Stored Red Blood Cells

Modern Medicine Relies on Red Blood Cells

Red blood cells (RBCs) are the most common type of cell found in the blood1 and are primarily responsible for delivering oxygen throughout the body.2 Over the years, processing and storage methods have dramatically improved the availability of RBCs for transfusion as a life-saving therapy.

Healthy RBCs contain a number of important elements including ATP and 2,3 DPG, which are critical to transporting and offloading oxygen to the tissues.3,4

RBC Storage is Affected by Donor Variability and Processing

Oxygen levels in RBCs vary between blood donors.5  As soon as blood is collected, RBCs begin to degrade as a result of oxidative damage. Such degradation combined with storage in an oxygen permeable bag reduces the quality, viability, and functionality of RBCs, thereby affecting their ability to deliver oxygen in a patient following transfusion.6,7,8,9 This variability is exacerbated by differing storage times for each RBC unit prior to transfusion.10

The images in the figure above are from Bardyn et al., and are component-separated RBC units tested on Day 0 that were tested with a co-oximeter to measure their actual oxygen saturation (%SO2) levels. This is an example of RBC unit color as function of oxygen saturation level. It is the Hb that gives their red color to the RBCs, the tint of which depends on how many oxygen molecules are bound by the heme group. RBCs with higher oxygen levels appear scarlet (images on the left) and the images with lower oxygen levels appear darker in color. (images on the right).11

What’s going on in the bag during storage?

See a depiction of the degradation process that occurs during RBC storage and how it impacts the major functions of RBCs in the 3D animation below.

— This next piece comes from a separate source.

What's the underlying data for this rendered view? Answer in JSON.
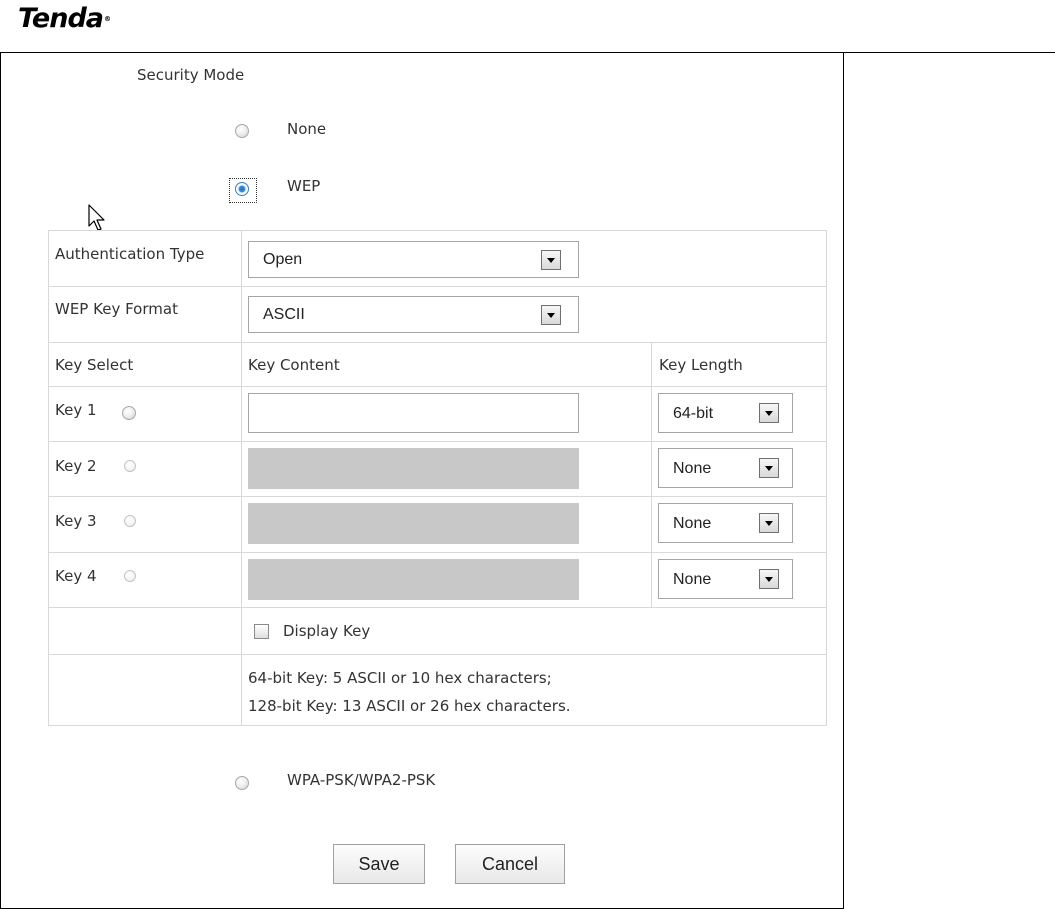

[1] Dean L. Chapter 1: Blood and the cells it contains. Blood Groups and Red Cell Antigens. Bethesda (MD): National Center for Biotechnology Information (US); 2005. Accessed March 15, 2024. [2] Yoshida T, Prudent M, D’Alessandro A. Red blood cell storage lesion: causes and potential clinical consequences. Blood Transfus. 2019;17(1):27-52. [3] Dailey JF. Chapter 4: The red blood cells and oxygen transport. Manley J, eds. In: Dailey’s Notes on Blood. 4th, ed. Cache River Press; 2002:26-33. [4] Kor DJ, Van Buskirk C, and Gajic O. Red blood cell storage lesion. Bosnian Journal of Basic Medical Sciences. 2009;9(Supp 1):S21-S27. [5] Yoshida T, Whitley PH, Rugg N, et al. Oxygen saturation of collected rbc products is donor dependent. Abstract presented at: The Association for the Advancement of Blood & Biotherapies; October 19-22, 2019; San Antonio, TX. [6] Orlov D and Karkouti K. The pathophysiology and consequences of red blood cell storage. Anesthesia. 2015;70 (Suppl. 1):29-37. [7] Yoshida T, Shevkoplyas SS. Anaerobic storage of red blood cells. Blood Transfus. 2010;8(4):220-36. [8] Mustafa I, Al Marwani A, Nasr KM, Kano NA, and Hadwan T. Time dependent assessment of morphological changes: leukodepleted packed red blood cells stored in SAGM. BioMed Research Intl. 2016. Doi: [9] DeSantis SM, Brown DW, Jones AR, et al. Characterizing red blood cell age exposure in massive transfusion therapy: the scalar age of blood index (SBI). Transfusion. 2019; 59;2699-2708 [10] DePew S, Marques M, Patel R, et al. Estimating oxidative stress burden of multiple blood transfusions in trauma patients. [Abstract P-BB-22]. Transfusion. 2020; 60(suppl 5). [11] Bardyn M, Martin A, Dögnitz N, et al. Oxygen in red blood cell concentrates: influence of donors’ characteristics and blood processing. Front. Physiol. 2020;11:616457. Doi: 10.3389/fphys.2020.616457.